A decade later, Francis Ford Coppola purchased 1,500 acres of this historic property and revived Captain Niebaum's fine winemaking tradition. In 1995, Niebaum-Coppola acquired the remainder of the property and restored the Inglenook Estate to its original dimensions.
Learn More About Zinfandel
Zinfandel the American - or Californian - grape. Although it's not from America
(Croatia has been named its origin),
it does seem quite at home in the vineyards of California.
During Prohibition, many
Zinfandel vines survived as the high-yielding grape was popular both for home winemaking and communion wine, which is why so many old vines are still around today. The variety grows
well in the warm, sunny - but not too hot - regions of California and is succeptible to uneven ripening and high yields. In the 1970s, when red wine lacked a following, Bob Trinchero of Sutter Home Winery crafted a sweet pink concoction from the Zinfandel grape, and the White Zinfandel craze was born. As that craze has dwindled, artisan production of the grape in its natural, red form has resurfaced.
While Zinfandel is grown many places in the country, its most popular and successful
region is California. Appellations producing delicious Zinfandel wines include
specifically Dry Creek Valley, Napa, the North Coast, the Central Coast,
and the Sierra Foothills.
Zinfandel stands out with its very berry intensity and exotic spice notes. In some jammy fruit will dominate, in others, it's the spice that wows the palate.
Summing it up Successful Sites: California
Common Descriptors: raspberry, briary, blackberry, pepper, exotic spice
Learn More About Napa Valley, California

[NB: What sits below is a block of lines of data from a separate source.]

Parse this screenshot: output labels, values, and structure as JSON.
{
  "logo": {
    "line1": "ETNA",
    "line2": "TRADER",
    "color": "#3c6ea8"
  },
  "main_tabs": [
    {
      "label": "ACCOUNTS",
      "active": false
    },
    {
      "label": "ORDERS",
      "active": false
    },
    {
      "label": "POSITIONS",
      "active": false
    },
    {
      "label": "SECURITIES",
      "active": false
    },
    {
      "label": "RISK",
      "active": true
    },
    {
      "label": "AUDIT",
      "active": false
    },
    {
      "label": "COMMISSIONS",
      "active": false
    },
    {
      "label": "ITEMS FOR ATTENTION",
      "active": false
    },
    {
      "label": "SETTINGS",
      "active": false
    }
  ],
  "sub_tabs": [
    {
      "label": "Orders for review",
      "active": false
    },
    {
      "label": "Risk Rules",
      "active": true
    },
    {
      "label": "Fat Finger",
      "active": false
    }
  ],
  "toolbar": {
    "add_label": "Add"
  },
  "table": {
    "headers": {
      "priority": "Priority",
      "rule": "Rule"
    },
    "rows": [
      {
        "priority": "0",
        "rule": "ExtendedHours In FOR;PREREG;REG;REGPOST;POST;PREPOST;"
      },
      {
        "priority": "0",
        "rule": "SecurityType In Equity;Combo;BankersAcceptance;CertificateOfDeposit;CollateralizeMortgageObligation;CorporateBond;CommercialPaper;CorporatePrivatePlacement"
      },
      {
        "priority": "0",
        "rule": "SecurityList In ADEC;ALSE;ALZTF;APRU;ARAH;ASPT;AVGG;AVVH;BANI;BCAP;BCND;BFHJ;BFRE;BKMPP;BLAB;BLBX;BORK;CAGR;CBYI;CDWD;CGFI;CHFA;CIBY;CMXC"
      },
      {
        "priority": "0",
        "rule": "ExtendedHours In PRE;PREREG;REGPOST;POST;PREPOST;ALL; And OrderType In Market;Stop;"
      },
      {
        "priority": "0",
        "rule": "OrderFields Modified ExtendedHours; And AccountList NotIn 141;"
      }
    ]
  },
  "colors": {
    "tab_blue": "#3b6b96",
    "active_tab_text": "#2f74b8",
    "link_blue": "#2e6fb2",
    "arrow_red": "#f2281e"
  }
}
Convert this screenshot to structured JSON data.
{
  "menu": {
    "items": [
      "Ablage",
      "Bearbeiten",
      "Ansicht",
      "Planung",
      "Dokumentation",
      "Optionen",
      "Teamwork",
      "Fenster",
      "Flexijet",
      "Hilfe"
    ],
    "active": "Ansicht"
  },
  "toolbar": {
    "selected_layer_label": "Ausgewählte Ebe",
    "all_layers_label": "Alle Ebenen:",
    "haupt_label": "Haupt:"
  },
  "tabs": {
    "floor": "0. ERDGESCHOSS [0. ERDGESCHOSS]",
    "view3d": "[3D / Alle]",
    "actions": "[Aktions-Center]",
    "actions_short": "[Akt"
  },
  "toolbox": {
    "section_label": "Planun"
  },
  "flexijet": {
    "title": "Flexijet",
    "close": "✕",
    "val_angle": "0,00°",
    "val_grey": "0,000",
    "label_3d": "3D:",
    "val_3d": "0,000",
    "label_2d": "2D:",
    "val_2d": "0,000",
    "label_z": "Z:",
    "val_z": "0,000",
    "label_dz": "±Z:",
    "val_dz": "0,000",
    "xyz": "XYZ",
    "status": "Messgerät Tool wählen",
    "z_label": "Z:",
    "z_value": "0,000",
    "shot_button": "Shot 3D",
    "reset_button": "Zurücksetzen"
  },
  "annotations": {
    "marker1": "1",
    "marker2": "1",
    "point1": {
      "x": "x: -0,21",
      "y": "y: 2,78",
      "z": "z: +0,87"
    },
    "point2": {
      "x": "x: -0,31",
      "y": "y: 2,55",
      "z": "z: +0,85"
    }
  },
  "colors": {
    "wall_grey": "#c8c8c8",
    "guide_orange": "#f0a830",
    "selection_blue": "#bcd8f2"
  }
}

It's hard not to think of Napa Valley when thinking of California wines. The region is, after all, the one that brought world recognition to California wine making. The area was settled by a few choice wine families in the 1960's who bet that the wines of the area would grow and flourish. They were right. The Napa wine industry really took off in the 1980's, when vineyard lands were scooped up and vines were planted throughout the county. A number of wineries emerged, from large conglomerates to small boutiques to cult classics. Cabernet Sauvignon is definitely the grape of choice here, with many winemakers also focusing on Bordeaux Blends. Whites are usually Chardonnay and Sauvignon Blanc.
Within the Napa Valley lie smaller sub-AVAs that lend even more character specifics to the wines. Furthest south is Carneros, followed by Yountville, Oakville & Rutherford. Above those two is St.-Helena and finally, just grated an AVA, Calistoga. These areas are situated on the valley floor and are known for creating rich, smooth Cabernet Sauvignon, Merlot and Chardonnay. There are a few mountain regions as well, nestled on the slopes overlooking the valley AVAs. Those include Howell Mountain, Stags Leap and Mount Veeder. Wines from the mountain regions are often more structured and firm, benefiting from more time in the bottle to evolve and soften.